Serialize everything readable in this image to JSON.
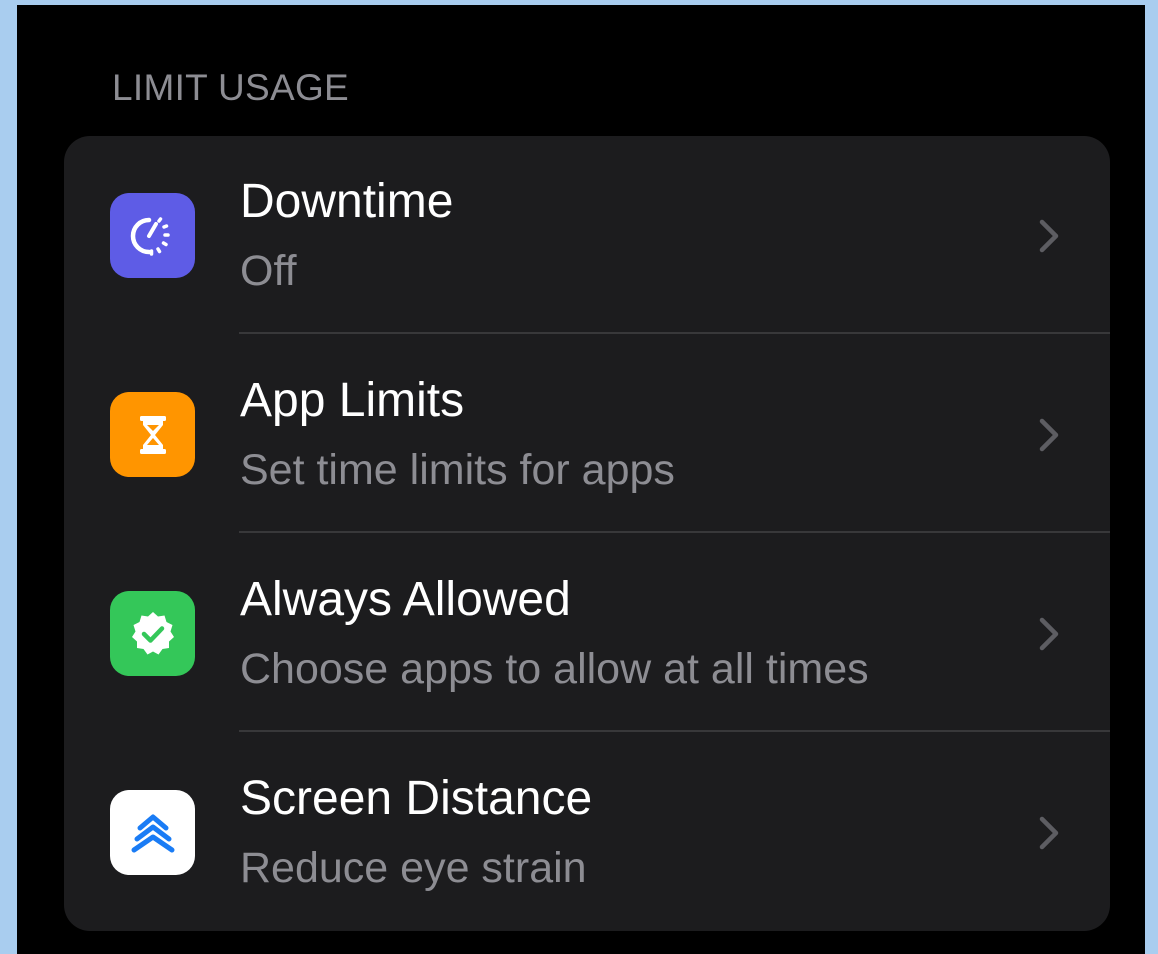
{
  "section": {
    "header": "LIMIT USAGE"
  },
  "rows": [
    {
      "title": "Downtime",
      "subtitle": "Off",
      "icon": "downtime-icon",
      "icon_color": "#5e5ce6"
    },
    {
      "title": "App Limits",
      "subtitle": "Set time limits for apps",
      "icon": "hourglass-icon",
      "icon_color": "#ff9500"
    },
    {
      "title": "Always Allowed",
      "subtitle": "Choose apps to allow at all times",
      "icon": "checkmark-seal-icon",
      "icon_color": "#34c759"
    },
    {
      "title": "Screen Distance",
      "subtitle": "Reduce eye strain",
      "icon": "chevrons-up-icon",
      "icon_color": "#ffffff"
    }
  ],
  "colors": {
    "background": "#000000",
    "card": "#1c1c1e",
    "separator": "#38383a",
    "primary_text": "#ffffff",
    "secondary_text": "#8d8d93",
    "frame": "#a9cdef"
  }
}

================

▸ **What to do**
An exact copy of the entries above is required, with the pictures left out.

▸ **Completed task**
Serialize everything readable in this image to JSON.
{
  "section": {
    "header": "LIMIT USAGE"
  },
  "rows": [
    {
      "title": "Downtime",
      "subtitle": "Off",
      "icon": "downtime-icon",
      "icon_color": "#5e5ce6"
    },
    {
      "title": "App Limits",
      "subtitle": "Set time limits for apps",
      "icon": "hourglass-icon",
      "icon_color": "#ff9500"
    },
    {
      "title": "Always Allowed",
      "subtitle": "Choose apps to allow at all times",
      "icon": "checkmark-seal-icon",
      "icon_color": "#34c759"
    },
    {
      "title": "Screen Distance",
      "subtitle": "Reduce eye strain",
      "icon": "chevrons-up-icon",
      "icon_color": "#ffffff"
    }
  ],
  "colors": {
    "background": "#000000",
    "card": "#1c1c1e",
    "separator": "#38383a",
    "primary_text": "#ffffff",
    "secondary_text": "#8d8d93",
    "frame": "#a9cdef"
  }
}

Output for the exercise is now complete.